While there is potential for rates to fall further as a result of the loss of Ukrainian grain exports, Drewry said that rising bunker prices will keep rates artificially elevated. Therefore, its expectation is rate stagnation.       

For the heavy lift capable fleet, a wait-and-see attitude seems to be prevailing. While the Black Sea trades have less of an impact on the longer-haul trades, the decline in optimism, growing oil price and increasing uncertainty leaves little room for rate increases. Rates for the larger vessels saw some benefit from the latest port congestion in China and project carriers are still in demand to fill the supply breach. 

In its recent webinar on the multipurpose and heavy lift shipping market outlook, Drewry’s Susan Oatway said that there is little, if any, upside in its base case scenario. The conflict in Ukraine and covid-related lockdowns in China will have multiple ripple effects but the biggest change will be on the expectations of the global economy.   

Growth in demand is expected to slow when supply chain issues ease. This will be further impacted in 2023 when new tonnage from competing sectors arrives onto the market.   

In terms of the fleet, there are still concerns about overaged tonnage. 60 percent of the fleet is over 15 years old. When split into vessel types, the ‘simpler’ ships (with lifting capacities up to 100 tonnes) have an average age of 20 years old. For the project carriers, the average age is 16. 
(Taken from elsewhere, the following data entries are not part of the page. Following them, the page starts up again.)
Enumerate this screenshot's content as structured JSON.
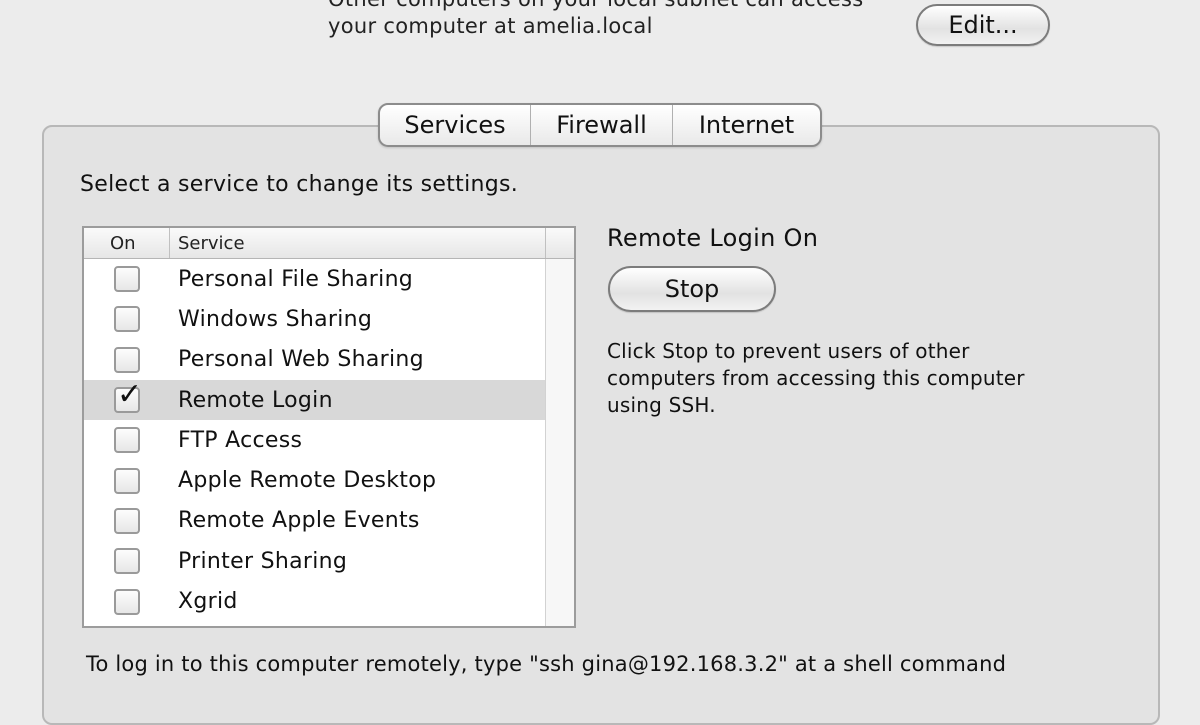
{
  "network": {
    "line1": "Other computers on your local subnet can access",
    "line2": "your computer at amelia.local",
    "edit_label": "Edit..."
  },
  "tabs": [
    {
      "label": "Services",
      "active": true
    },
    {
      "label": "Firewall",
      "active": false
    },
    {
      "label": "Internet",
      "active": false
    }
  ],
  "instruction": "Select a service to change its settings.",
  "service_list": {
    "header_on": "On",
    "header_service": "Service",
    "rows": [
      {
        "label": "Personal File Sharing",
        "checked": false
      },
      {
        "label": "Windows Sharing",
        "checked": false
      },
      {
        "label": "Personal Web Sharing",
        "checked": false
      },
      {
        "label": "Remote Login",
        "checked": true,
        "selected": true
      },
      {
        "label": "FTP Access",
        "checked": false
      },
      {
        "label": "Apple Remote Desktop",
        "checked": false
      },
      {
        "label": "Remote Apple Events",
        "checked": false
      },
      {
        "label": "Printer Sharing",
        "checked": false
      },
      {
        "label": "Xgrid",
        "checked": false
      }
    ]
  },
  "detail": {
    "status": "Remote Login On",
    "stop_label": "Stop",
    "help_line1": "Click Stop to prevent users of other",
    "help_line2": "computers from accessing this computer",
    "help_line3": "using SSH."
  },
  "footer": "To log in to this computer remotely, type \"ssh gina@192.168.3.2\" at a shell command"
}
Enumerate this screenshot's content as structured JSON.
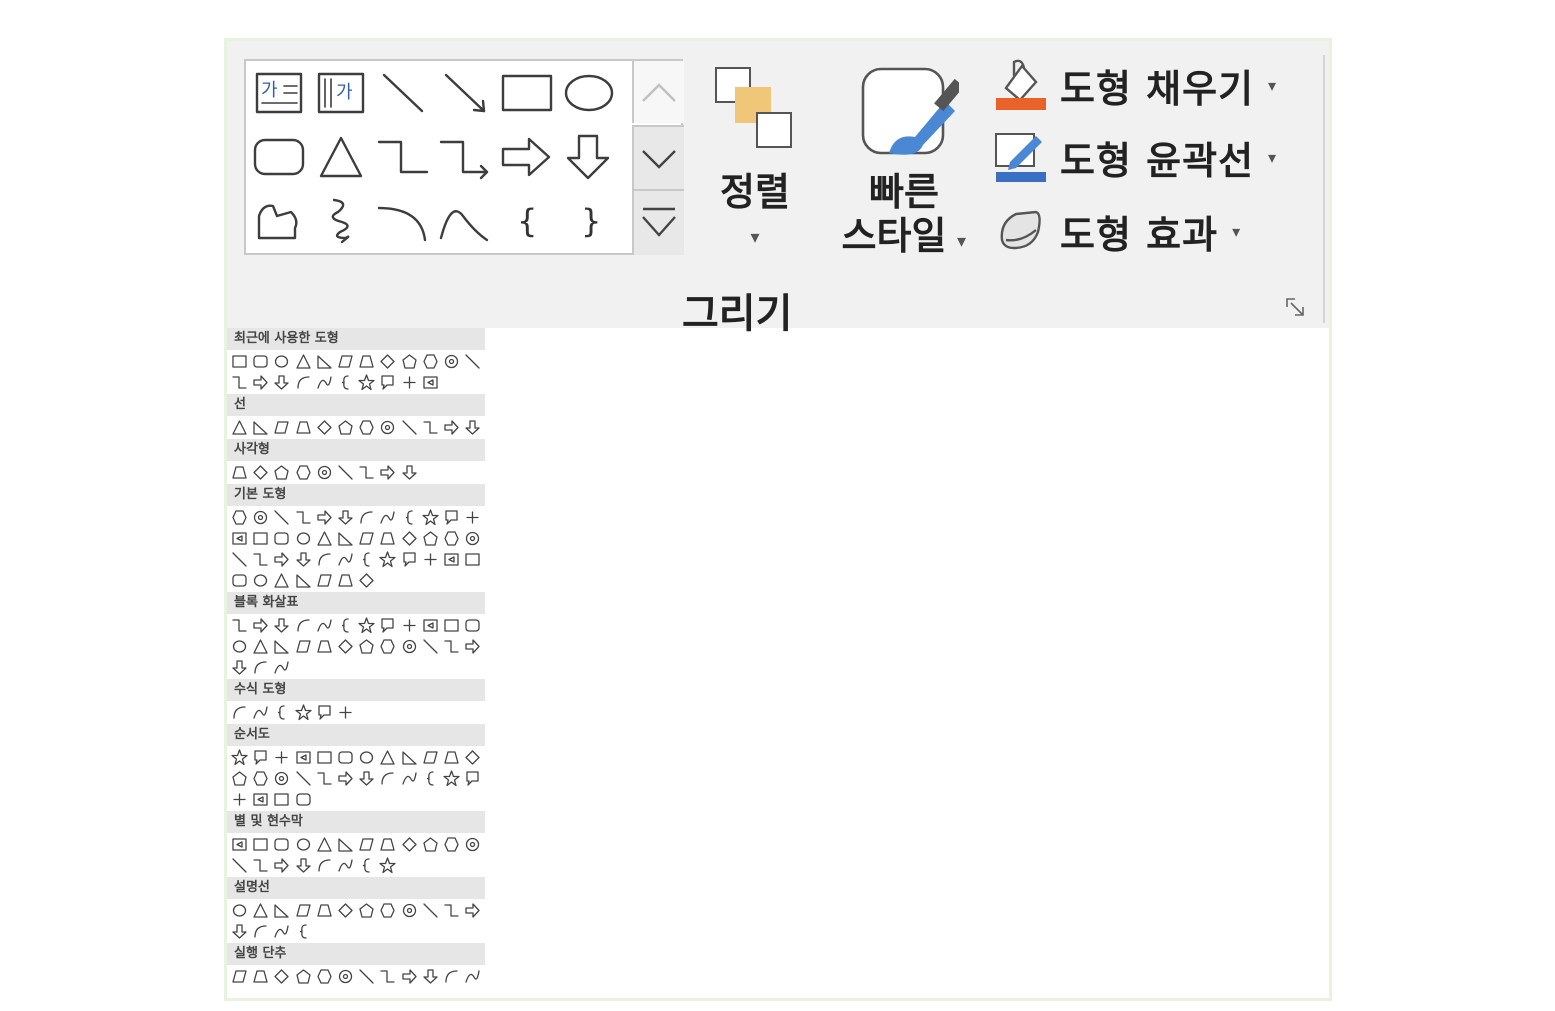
{
  "ribbon": {
    "group_label": "그리기",
    "gallery_shapes": [
      {
        "icon": "horizontal-text-box-icon",
        "text": "가"
      },
      {
        "icon": "vertical-text-box-icon",
        "text": "가"
      },
      {
        "icon": "line-icon"
      },
      {
        "icon": "arrow-line-icon"
      },
      {
        "icon": "rectangle-icon"
      },
      {
        "icon": "oval-icon"
      },
      {
        "icon": "rounded-rectangle-icon"
      },
      {
        "icon": "triangle-icon"
      },
      {
        "icon": "elbow-connector-icon"
      },
      {
        "icon": "elbow-arrow-connector-icon"
      },
      {
        "icon": "right-arrow-icon"
      },
      {
        "icon": "down-arrow-icon"
      },
      {
        "icon": "freeform-shape-icon"
      },
      {
        "icon": "scribble-icon"
      },
      {
        "icon": "arc-icon"
      },
      {
        "icon": "curve-icon"
      },
      {
        "icon": "left-brace-icon",
        "text": "{"
      },
      {
        "icon": "right-brace-icon",
        "text": "}"
      }
    ],
    "arrange_label_1": "정렬",
    "quick_styles_label_1": "빠른",
    "quick_styles_label_2": "스타일",
    "shape_fill_label": "도형 채우기",
    "shape_outline_label": "도형 윤곽선",
    "shape_effects_label": "도형 효과",
    "fill_color": "#e8622a",
    "outline_color": "#3a6fc4",
    "caret": "▾"
  },
  "panel": {
    "sections": [
      {
        "title": "최근에 사용한 도형",
        "count": 22
      },
      {
        "title": "선",
        "count": 12
      },
      {
        "title": "사각형",
        "count": 9
      },
      {
        "title": "기본 도형",
        "count": 43
      },
      {
        "title": "블록 화살표",
        "count": 27
      },
      {
        "title": "수식 도형",
        "count": 6
      },
      {
        "title": "순서도",
        "count": 28
      },
      {
        "title": "별 및 현수막",
        "count": 20
      },
      {
        "title": "설명선",
        "count": 16
      },
      {
        "title": "실행 단추",
        "count": 12
      }
    ]
  }
}
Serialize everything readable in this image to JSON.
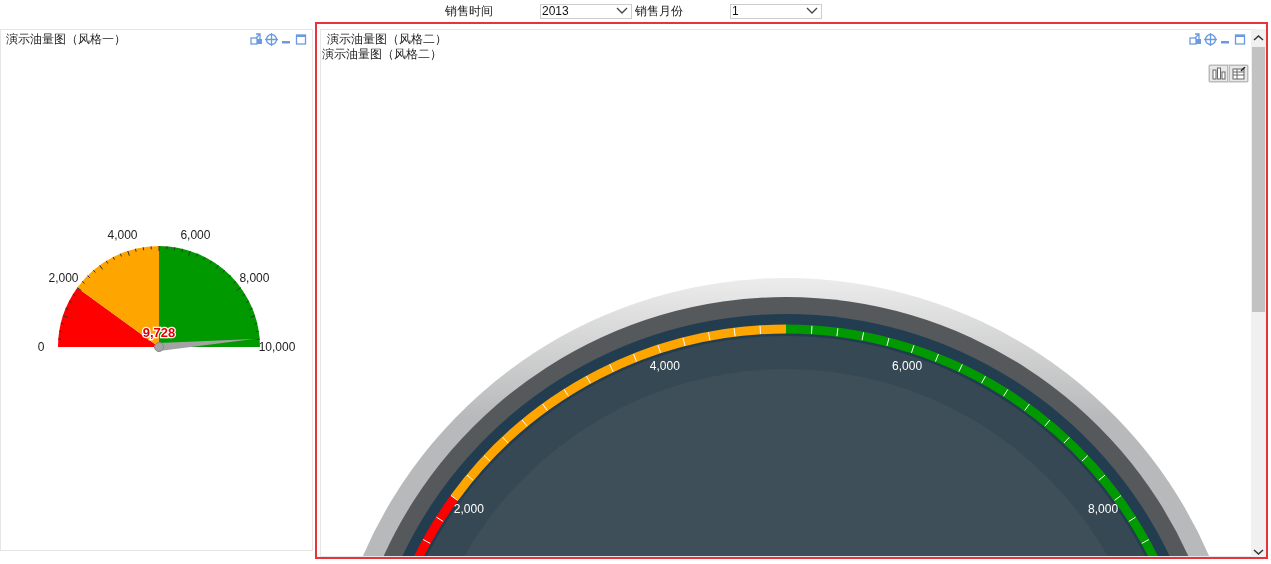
{
  "filters": [
    {
      "label": "销售时间",
      "value": "2013"
    },
    {
      "label": "销售月份",
      "value": "1"
    }
  ],
  "panels": [
    {
      "kind": "basic",
      "selected": false,
      "title": "演示油量图（风格一）",
      "gauge": {
        "ticks": [
          {
            "label": "0"
          },
          {
            "label": "2,000"
          },
          {
            "label": "4,000"
          },
          {
            "label": "6,000"
          },
          {
            "label": "8,000"
          },
          {
            "label": "10,000"
          }
        ],
        "zones": [
          {
            "color": "#ff0000"
          },
          {
            "color": "#ffa500"
          },
          {
            "color": "#009900"
          }
        ],
        "value": "9,728",
        "needle": {
          "level": 0.9728
        }
      }
    },
    {
      "kind": "dark",
      "selected": true,
      "title": "演示油量图（风格二）",
      "subtitle": "演示油量图（风格二）",
      "gauge": {
        "ticks": [
          {
            "label": "2,000"
          },
          {
            "label": "4,000"
          },
          {
            "label": "6,000"
          },
          {
            "label": "8,000"
          }
        ],
        "zones": [
          {
            "color": "#ff0000"
          },
          {
            "color": "#ffa500"
          },
          {
            "color": "#009900"
          }
        ]
      }
    }
  ]
}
The orderbook, meanwhile, is still considerably low. The sector is underfunded in terms of newbuilding investment, said Oatway, with capacity at yards at a premium owing to the fact they are fully booked with container tonnage. Drewry anticipates that this will pick up marginally in 2023, when the need for more eco-conscious vessels becomes more pressing and space becomes available.